Your goal:
Please restate every entry exactly. Leave out the pictures.

Dataset excerpts:
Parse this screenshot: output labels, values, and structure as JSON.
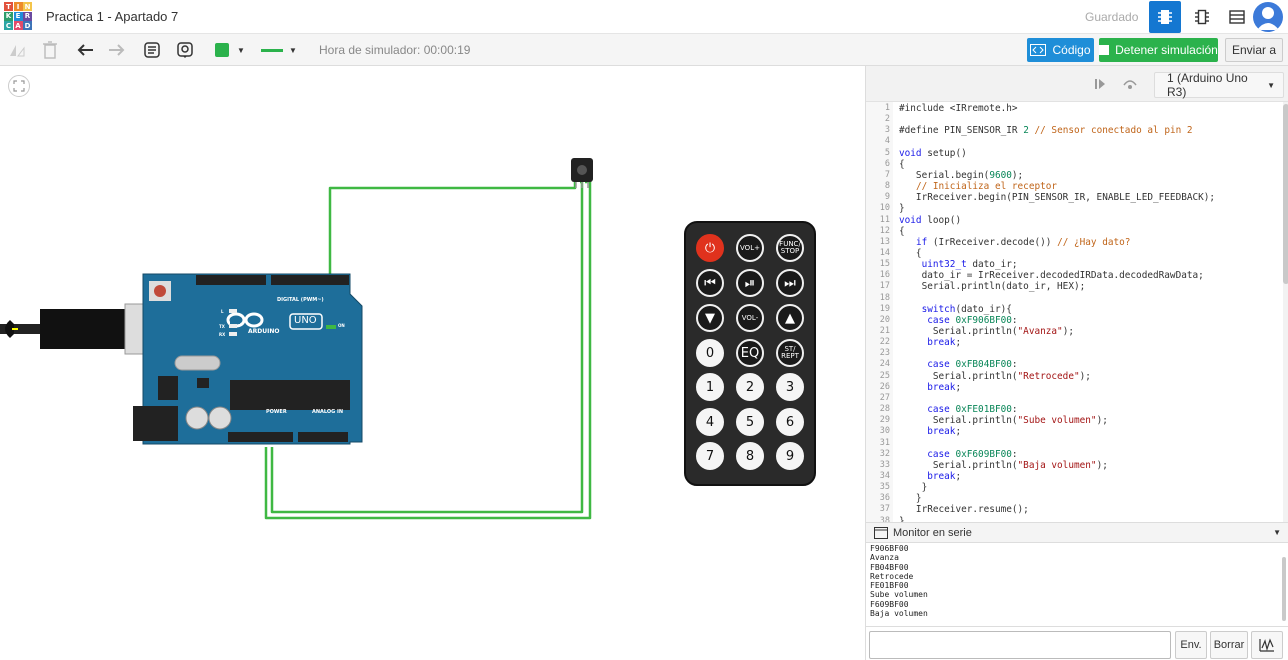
{
  "logo_letters": [
    "T",
    "I",
    "N",
    "K",
    "E",
    "R",
    "C",
    "A",
    "D"
  ],
  "logo_colors": [
    "#e1523d",
    "#ed8b2b",
    "#f4c54b",
    "#2d9d6b",
    "#1f8ed8",
    "#6a4aa0",
    "#2ca6a4",
    "#e24b6b",
    "#3d74b8"
  ],
  "header": {
    "title": "Practica 1 - Apartado 7",
    "saved_status": "Guardado"
  },
  "toolbar": {
    "sim_time": "Hora de simulador: 00:00:19",
    "code_button": "Código",
    "stop_button": "Detener simulación",
    "send_button": "Enviar a"
  },
  "code_panel": {
    "board_select": "1 (Arduino Uno R3)",
    "code_lines": [
      "#include <IRremote.h>",
      "",
      "#define PIN_SENSOR_IR 2 // Sensor conectado al pin 2",
      "",
      "void setup()",
      "{",
      "   Serial.begin(9600);",
      "   // Inicializa el receptor",
      "   IrReceiver.begin(PIN_SENSOR_IR, ENABLE_LED_FEEDBACK);",
      "}",
      "void loop()",
      "{",
      "   if (IrReceiver.decode()) // ¿Hay dato?",
      "   {",
      "    uint32_t dato_ir;",
      "    dato_ir = IrReceiver.decodedIRData.decodedRawData;",
      "    Serial.println(dato_ir, HEX);",
      "",
      "    switch(dato_ir){",
      "     case 0xF906BF00:",
      "      Serial.println(\"Avanza\");",
      "     break;",
      "",
      "     case 0xFB04BF00:",
      "      Serial.println(\"Retrocede\");",
      "     break;",
      "",
      "     case 0xFE01BF00:",
      "      Serial.println(\"Sube volumen\");",
      "     break;",
      "",
      "     case 0xF609BF00:",
      "      Serial.println(\"Baja volumen\");",
      "     break;",
      "    }",
      "   }",
      "   IrReceiver.resume();",
      "}"
    ],
    "serial_monitor_label": "Monitor en serie",
    "serial_output": [
      "F906BF00",
      "Avanza",
      "FB04BF00",
      "Retrocede",
      "FE01BF00",
      "Sube volumen",
      "F609BF00",
      "Baja volumen"
    ],
    "send_label": "Env.",
    "clear_label": "Borrar"
  },
  "arduino": {
    "brand": "ARDUINO",
    "model": "UNO",
    "digital_label": "DIGITAL (PWM~)",
    "power_label": "POWER",
    "analog_label": "ANALOG IN",
    "on_label": "ON",
    "tx_label": "TX",
    "rx_label": "RX",
    "l_label": "L"
  },
  "remote": {
    "buttons": [
      [
        "⏻",
        "VOL+",
        "FUNC/\nSTOP"
      ],
      [
        "⏮",
        "⏯",
        "⏭"
      ],
      [
        "▼",
        "VOL-",
        "▲"
      ],
      [
        "0",
        "EQ",
        "ST/\nREPT"
      ],
      [
        "1",
        "2",
        "3"
      ],
      [
        "4",
        "5",
        "6"
      ],
      [
        "7",
        "8",
        "9"
      ]
    ]
  },
  "colors": {
    "accent_blue": "#1477d1",
    "stop_green": "#2bb24c",
    "wire_green": "#3fb843",
    "board_blue": "#1e6e9a",
    "power_red": "#e0321d"
  }
}
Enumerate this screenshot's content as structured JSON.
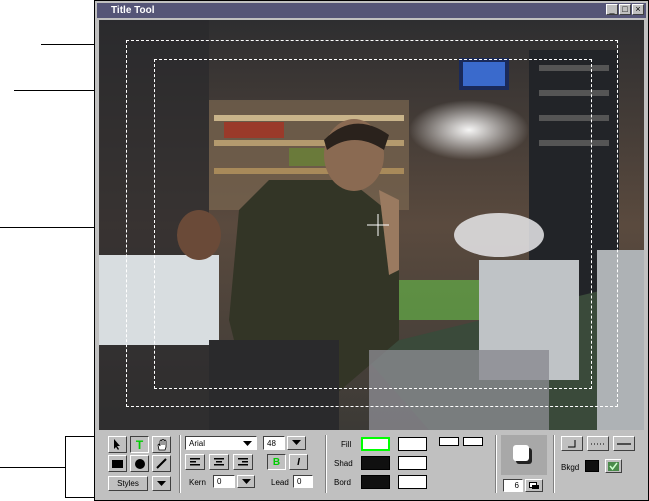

Task response:
Parse this screenshot: output labels, values, and structure as JSON.
{
  "logo_letters": [
    "T",
    "I",
    "N",
    "K",
    "E",
    "R",
    "C",
    "A",
    "D"
  ],
  "logo_colors": [
    "#e1523d",
    "#ed8b2b",
    "#f4c54b",
    "#2d9d6b",
    "#1f8ed8",
    "#6a4aa0",
    "#2ca6a4",
    "#e24b6b",
    "#3d74b8"
  ],
  "header": {
    "title": "Practica 1 - Apartado 7",
    "saved_status": "Guardado"
  },
  "toolbar": {
    "sim_time": "Hora de simulador: 00:00:19",
    "code_button": "Código",
    "stop_button": "Detener simulación",
    "send_button": "Enviar a"
  },
  "code_panel": {
    "board_select": "1 (Arduino Uno R3)",
    "code_lines": [
      "#include <IRremote.h>",
      "",
      "#define PIN_SENSOR_IR 2 // Sensor conectado al pin 2",
      "",
      "void setup()",
      "{",
      "   Serial.begin(9600);",
      "   // Inicializa el receptor",
      "   IrReceiver.begin(PIN_SENSOR_IR, ENABLE_LED_FEEDBACK);",
      "}",
      "void loop()",
      "{",
      "   if (IrReceiver.decode()) // ¿Hay dato?",
      "   {",
      "    uint32_t dato_ir;",
      "    dato_ir = IrReceiver.decodedIRData.decodedRawData;",
      "    Serial.println(dato_ir, HEX);",
      "",
      "    switch(dato_ir){",
      "     case 0xF906BF00:",
      "      Serial.println(\"Avanza\");",
      "     break;",
      "",
      "     case 0xFB04BF00:",
      "      Serial.println(\"Retrocede\");",
      "     break;",
      "",
      "     case 0xFE01BF00:",
      "      Serial.println(\"Sube volumen\");",
      "     break;",
      "",
      "     case 0xF609BF00:",
      "      Serial.println(\"Baja volumen\");",
      "     break;",
      "    }",
      "   }",
      "   IrReceiver.resume();",
      "}"
    ],
    "serial_monitor_label": "Monitor en serie",
    "serial_output": [
      "F906BF00",
      "Avanza",
      "FB04BF00",
      "Retrocede",
      "FE01BF00",
      "Sube volumen",
      "F609BF00",
      "Baja volumen"
    ],
    "send_label": "Env.",
    "clear_label": "Borrar"
  },
  "arduino": {
    "brand": "ARDUINO",
    "model": "UNO",
    "digital_label": "DIGITAL (PWM~)",
    "power_label": "POWER",
    "analog_label": "ANALOG IN",
    "on_label": "ON",
    "tx_label": "TX",
    "rx_label": "RX",
    "l_label": "L"
  },
  "remote": {
    "buttons": [
      [
        "⏻",
        "VOL+",
        "FUNC/\nSTOP"
      ],
      [
        "⏮",
        "⏯",
        "⏭"
      ],
      [
        "▼",
        "VOL-",
        "▲"
      ],
      [
        "0",
        "EQ",
        "ST/\nREPT"
      ],
      [
        "1",
        "2",
        "3"
      ],
      [
        "4",
        "5",
        "6"
      ],
      [
        "7",
        "8",
        "9"
      ]
    ]
  },
  "colors": {
    "accent_blue": "#1477d1",
    "stop_green": "#2bb24c",
    "wire_green": "#3fb843",
    "board_blue": "#1e6e9a",
    "power_red": "#e0321d"
  }
}
Enumerate this screenshot's content as structured JSON.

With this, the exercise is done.